## [YOUR OBJECTIVE]
For this exercise, write out the whole listing below exactly, omitting its images.

## [RECORDS FOR THIS EXERCISE]
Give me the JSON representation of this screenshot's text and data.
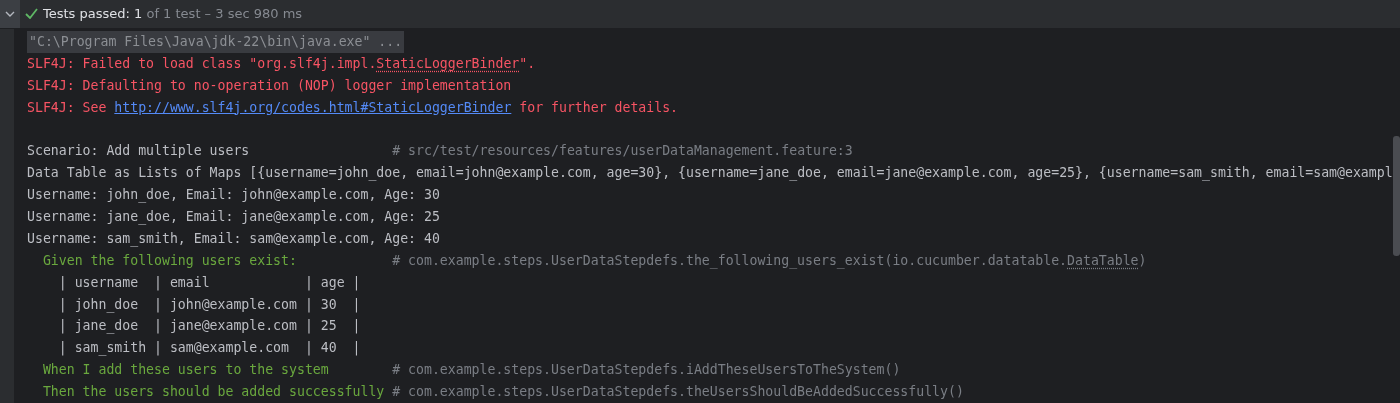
{
  "status_bar": {
    "passed": true,
    "label": "Tests passed:",
    "count": "1",
    "detail": "of 1 test – 3 sec 980 ms"
  },
  "console": [
    {
      "kind": "command",
      "parts": [
        {
          "text": "\"C:\\Program Files\\Java\\jdk-22\\bin\\java.exe\" ..."
        }
      ]
    },
    {
      "kind": "error",
      "parts": [
        {
          "text": "SLF4J: Failed to load class \"org.slf4j.impl."
        },
        {
          "text": "StaticLoggerBinder",
          "kind": "dotted"
        },
        {
          "text": "\"."
        }
      ]
    },
    {
      "kind": "error",
      "parts": [
        {
          "text": "SLF4J: Defaulting to no-operation (NOP) logger implementation"
        }
      ]
    },
    {
      "kind": "error",
      "parts": [
        {
          "text": "SLF4J: See "
        },
        {
          "text": "http://www.slf4j.org/codes.html#StaticLoggerBinder",
          "kind": "link"
        },
        {
          "text": " for further details."
        }
      ]
    },
    {
      "kind": "blank"
    },
    {
      "kind": "plain",
      "parts": [
        {
          "text": "Scenario: Add multiple users"
        }
      ],
      "comment": [
        {
          "text": "# src/test/resources/features/userDataManagement.feature:3"
        }
      ]
    },
    {
      "kind": "plain",
      "parts": [
        {
          "text": "Data Table as Lists of Maps [{username=john_doe, email=john@example.com, age=30}, {username=jane_doe, email=jane@example.com, age=25}, {username=sam_smith, email=sam@exampl"
        }
      ]
    },
    {
      "kind": "plain",
      "parts": [
        {
          "text": "Username: john_doe, Email: john@example.com, Age: 30"
        }
      ]
    },
    {
      "kind": "plain",
      "parts": [
        {
          "text": "Username: jane_doe, Email: jane@example.com, Age: 25"
        }
      ]
    },
    {
      "kind": "plain",
      "parts": [
        {
          "text": "Username: sam_smith, Email: sam@example.com, Age: 40"
        }
      ]
    },
    {
      "kind": "step",
      "parts": [
        {
          "text": "Given the following users exist:"
        }
      ],
      "comment": [
        {
          "text": "# com.example.steps.UserDataStepdefs.the_following_users_exist(io.cucumber.datatable."
        },
        {
          "text": "DataTable",
          "kind": "dotted"
        },
        {
          "text": ")"
        }
      ]
    },
    {
      "kind": "table",
      "parts": [
        {
          "text": "| username  | email            | age |"
        }
      ]
    },
    {
      "kind": "table",
      "parts": [
        {
          "text": "| john_doe  | john@example.com | 30  |"
        }
      ]
    },
    {
      "kind": "table",
      "parts": [
        {
          "text": "| jane_doe  | jane@example.com | 25  |"
        }
      ]
    },
    {
      "kind": "table",
      "parts": [
        {
          "text": "| sam_smith | sam@example.com  | 40  |"
        }
      ]
    },
    {
      "kind": "step",
      "parts": [
        {
          "text": "When I add these users to the system"
        }
      ],
      "comment": [
        {
          "text": "# com.example.steps.UserDataStepdefs.iAddTheseUsersToTheSystem()"
        }
      ]
    },
    {
      "kind": "step",
      "parts": [
        {
          "text": "Then the users should be added successfully"
        }
      ],
      "comment": [
        {
          "text": "# com.example.steps.UserDataStepdefs.theUsersShouldBeAddedSuccessfully()"
        }
      ]
    }
  ]
}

## [SOLVED EXERCISE]
Give me the JSON representation of this screenshot's text and data.
{
  "status_bar": {
    "passed": true,
    "label": "Tests passed:",
    "count": "1",
    "detail": "of 1 test – 3 sec 980 ms"
  },
  "console": [
    {
      "kind": "command",
      "parts": [
        {
          "text": "\"C:\\Program Files\\Java\\jdk-22\\bin\\java.exe\" ..."
        }
      ]
    },
    {
      "kind": "error",
      "parts": [
        {
          "text": "SLF4J: Failed to load class \"org.slf4j.impl."
        },
        {
          "text": "StaticLoggerBinder",
          "kind": "dotted"
        },
        {
          "text": "\"."
        }
      ]
    },
    {
      "kind": "error",
      "parts": [
        {
          "text": "SLF4J: Defaulting to no-operation (NOP) logger implementation"
        }
      ]
    },
    {
      "kind": "error",
      "parts": [
        {
          "text": "SLF4J: See "
        },
        {
          "text": "http://www.slf4j.org/codes.html#StaticLoggerBinder",
          "kind": "link"
        },
        {
          "text": " for further details."
        }
      ]
    },
    {
      "kind": "blank"
    },
    {
      "kind": "plain",
      "parts": [
        {
          "text": "Scenario: Add multiple users"
        }
      ],
      "comment": [
        {
          "text": "# src/test/resources/features/userDataManagement.feature:3"
        }
      ]
    },
    {
      "kind": "plain",
      "parts": [
        {
          "text": "Data Table as Lists of Maps [{username=john_doe, email=john@example.com, age=30}, {username=jane_doe, email=jane@example.com, age=25}, {username=sam_smith, email=sam@exampl"
        }
      ]
    },
    {
      "kind": "plain",
      "parts": [
        {
          "text": "Username: john_doe, Email: john@example.com, Age: 30"
        }
      ]
    },
    {
      "kind": "plain",
      "parts": [
        {
          "text": "Username: jane_doe, Email: jane@example.com, Age: 25"
        }
      ]
    },
    {
      "kind": "plain",
      "parts": [
        {
          "text": "Username: sam_smith, Email: sam@example.com, Age: 40"
        }
      ]
    },
    {
      "kind": "step",
      "parts": [
        {
          "text": "Given the following users exist:"
        }
      ],
      "comment": [
        {
          "text": "# com.example.steps.UserDataStepdefs.the_following_users_exist(io.cucumber.datatable."
        },
        {
          "text": "DataTable",
          "kind": "dotted"
        },
        {
          "text": ")"
        }
      ]
    },
    {
      "kind": "table",
      "parts": [
        {
          "text": "| username  | email            | age |"
        }
      ]
    },
    {
      "kind": "table",
      "parts": [
        {
          "text": "| john_doe  | john@example.com | 30  |"
        }
      ]
    },
    {
      "kind": "table",
      "parts": [
        {
          "text": "| jane_doe  | jane@example.com | 25  |"
        }
      ]
    },
    {
      "kind": "table",
      "parts": [
        {
          "text": "| sam_smith | sam@example.com  | 40  |"
        }
      ]
    },
    {
      "kind": "step",
      "parts": [
        {
          "text": "When I add these users to the system"
        }
      ],
      "comment": [
        {
          "text": "# com.example.steps.UserDataStepdefs.iAddTheseUsersToTheSystem()"
        }
      ]
    },
    {
      "kind": "step",
      "parts": [
        {
          "text": "Then the users should be added successfully"
        }
      ],
      "comment": [
        {
          "text": "# com.example.steps.UserDataStepdefs.theUsersShouldBeAddedSuccessfully()"
        }
      ]
    }
  ]
}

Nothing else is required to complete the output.